-- Recorded information --

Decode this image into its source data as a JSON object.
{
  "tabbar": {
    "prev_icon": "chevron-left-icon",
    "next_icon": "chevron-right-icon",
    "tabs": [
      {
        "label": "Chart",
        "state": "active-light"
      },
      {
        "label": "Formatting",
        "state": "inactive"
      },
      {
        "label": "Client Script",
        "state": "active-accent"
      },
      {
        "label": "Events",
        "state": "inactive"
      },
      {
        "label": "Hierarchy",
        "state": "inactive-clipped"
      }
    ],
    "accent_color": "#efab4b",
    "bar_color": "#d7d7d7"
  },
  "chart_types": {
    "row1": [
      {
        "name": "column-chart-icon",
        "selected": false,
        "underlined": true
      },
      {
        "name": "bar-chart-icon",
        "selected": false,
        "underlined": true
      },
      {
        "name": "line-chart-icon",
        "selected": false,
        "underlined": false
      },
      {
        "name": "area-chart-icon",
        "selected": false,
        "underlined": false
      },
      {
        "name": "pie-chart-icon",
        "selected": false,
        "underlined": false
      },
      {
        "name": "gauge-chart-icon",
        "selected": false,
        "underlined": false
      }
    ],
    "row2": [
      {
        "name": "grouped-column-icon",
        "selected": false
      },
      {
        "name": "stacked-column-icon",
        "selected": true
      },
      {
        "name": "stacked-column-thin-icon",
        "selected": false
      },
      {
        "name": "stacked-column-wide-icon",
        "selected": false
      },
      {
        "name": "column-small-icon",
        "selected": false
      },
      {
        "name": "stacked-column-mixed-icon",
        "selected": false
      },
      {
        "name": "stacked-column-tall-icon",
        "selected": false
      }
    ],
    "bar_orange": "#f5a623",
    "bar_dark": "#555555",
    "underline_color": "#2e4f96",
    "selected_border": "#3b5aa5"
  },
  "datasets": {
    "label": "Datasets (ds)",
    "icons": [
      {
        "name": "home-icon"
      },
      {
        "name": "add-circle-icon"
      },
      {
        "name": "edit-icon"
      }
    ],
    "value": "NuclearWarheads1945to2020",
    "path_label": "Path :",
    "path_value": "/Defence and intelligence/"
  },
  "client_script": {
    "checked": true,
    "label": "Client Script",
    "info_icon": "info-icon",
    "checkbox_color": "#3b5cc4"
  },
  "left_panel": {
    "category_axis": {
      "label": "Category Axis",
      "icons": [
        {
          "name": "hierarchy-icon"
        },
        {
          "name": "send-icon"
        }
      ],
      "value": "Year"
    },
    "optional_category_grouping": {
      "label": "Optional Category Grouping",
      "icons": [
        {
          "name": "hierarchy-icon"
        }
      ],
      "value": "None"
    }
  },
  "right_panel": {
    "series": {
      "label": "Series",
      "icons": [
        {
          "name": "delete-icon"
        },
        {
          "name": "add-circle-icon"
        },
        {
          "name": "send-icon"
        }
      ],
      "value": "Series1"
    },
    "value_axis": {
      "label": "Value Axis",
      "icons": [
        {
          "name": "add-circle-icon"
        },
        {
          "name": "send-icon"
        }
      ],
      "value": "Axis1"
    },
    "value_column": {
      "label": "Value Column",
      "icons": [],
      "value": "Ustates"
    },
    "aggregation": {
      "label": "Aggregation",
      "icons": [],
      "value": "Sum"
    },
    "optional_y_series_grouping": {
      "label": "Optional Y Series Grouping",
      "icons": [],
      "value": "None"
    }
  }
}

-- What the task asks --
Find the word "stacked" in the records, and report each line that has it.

-- Task answer --
        "name": "stacked-column-icon",
        "name": "stacked-column-thin-icon",
        "name": "stacked-column-wide-icon",
        "name": "stacked-column-mixed-icon",
        "name": "stacked-column-tall-icon",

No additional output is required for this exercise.